═════ Records
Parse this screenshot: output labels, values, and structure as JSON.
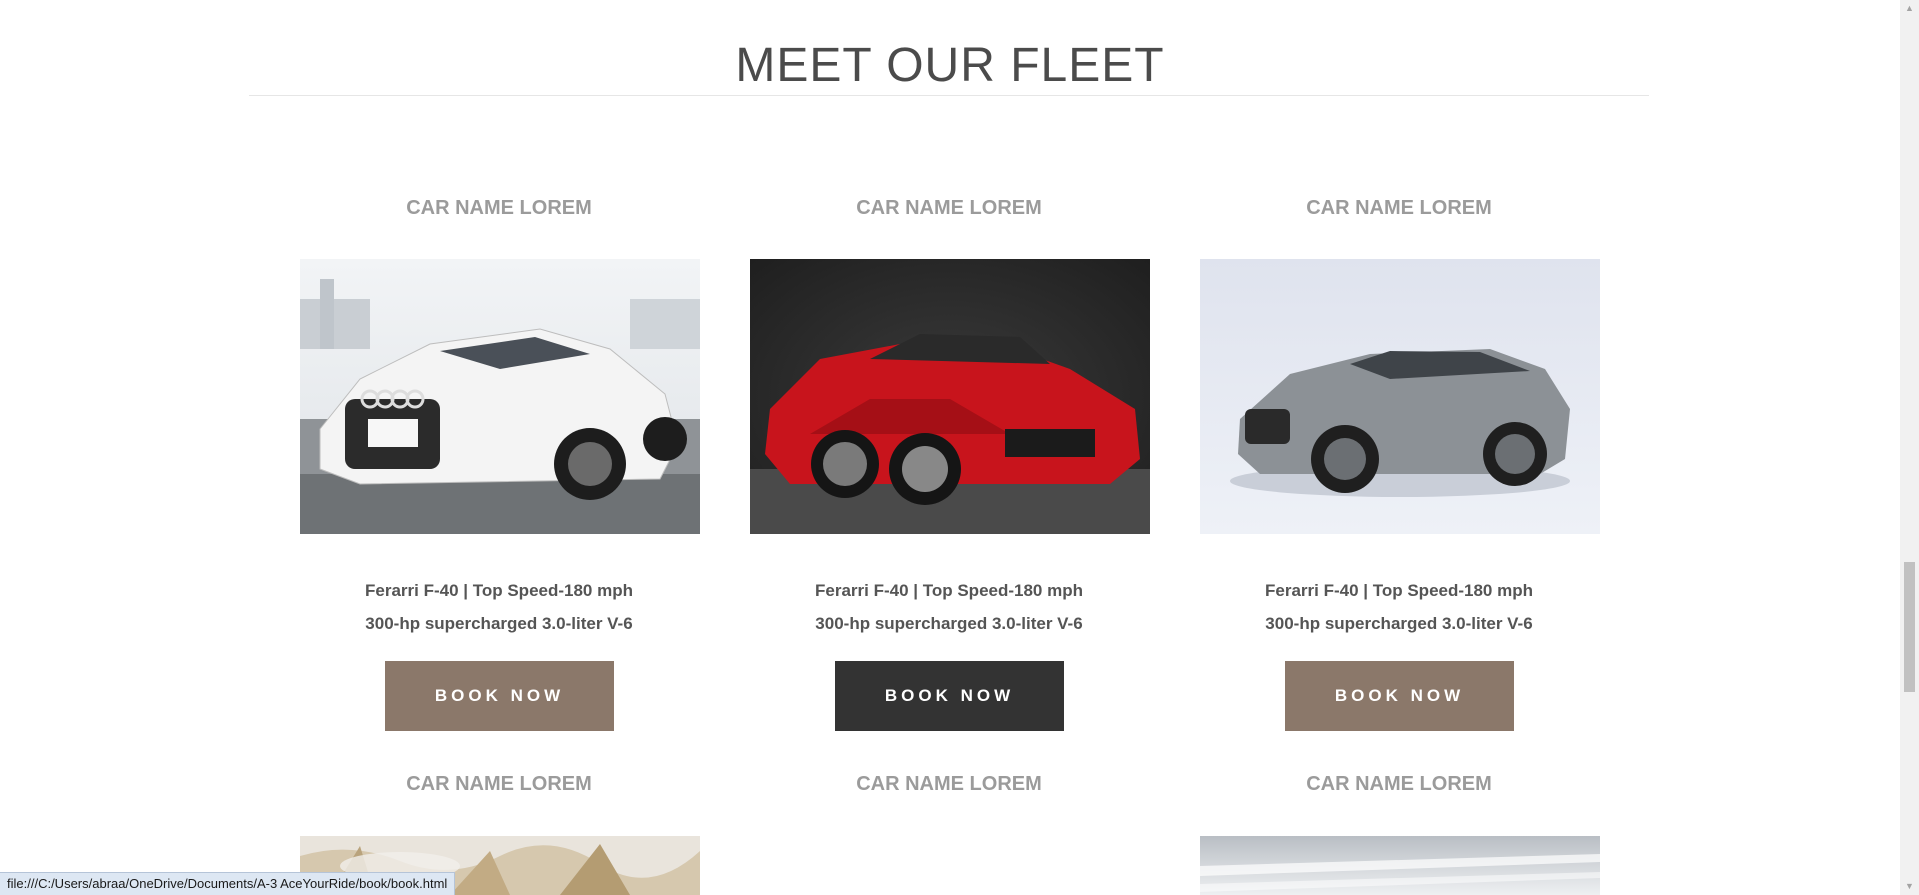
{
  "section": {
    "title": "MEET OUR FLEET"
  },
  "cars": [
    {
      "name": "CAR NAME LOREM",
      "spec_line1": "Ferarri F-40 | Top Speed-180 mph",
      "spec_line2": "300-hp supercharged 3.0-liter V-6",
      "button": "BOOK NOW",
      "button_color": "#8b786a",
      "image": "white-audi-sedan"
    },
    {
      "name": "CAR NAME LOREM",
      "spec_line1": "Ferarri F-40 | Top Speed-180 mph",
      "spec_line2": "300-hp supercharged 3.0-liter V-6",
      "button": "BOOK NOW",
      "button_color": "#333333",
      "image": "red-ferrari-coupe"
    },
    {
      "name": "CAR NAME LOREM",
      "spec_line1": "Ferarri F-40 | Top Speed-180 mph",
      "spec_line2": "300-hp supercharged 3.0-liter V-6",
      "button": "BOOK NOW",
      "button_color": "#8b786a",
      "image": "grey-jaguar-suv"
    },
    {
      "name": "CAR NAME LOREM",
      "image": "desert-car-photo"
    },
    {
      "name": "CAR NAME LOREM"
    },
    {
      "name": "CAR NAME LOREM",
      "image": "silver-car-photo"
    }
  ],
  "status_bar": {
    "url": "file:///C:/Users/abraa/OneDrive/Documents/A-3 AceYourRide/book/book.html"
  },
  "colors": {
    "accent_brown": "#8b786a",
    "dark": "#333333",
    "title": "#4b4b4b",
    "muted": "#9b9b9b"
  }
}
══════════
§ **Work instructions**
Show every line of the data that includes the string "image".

§ **Answer box**
      "image": "white-audi-sedan"
      "image": "red-ferrari-coupe"
      "image": "grey-jaguar-suv"
      "image": "desert-car-photo"
      "image": "silver-car-photo"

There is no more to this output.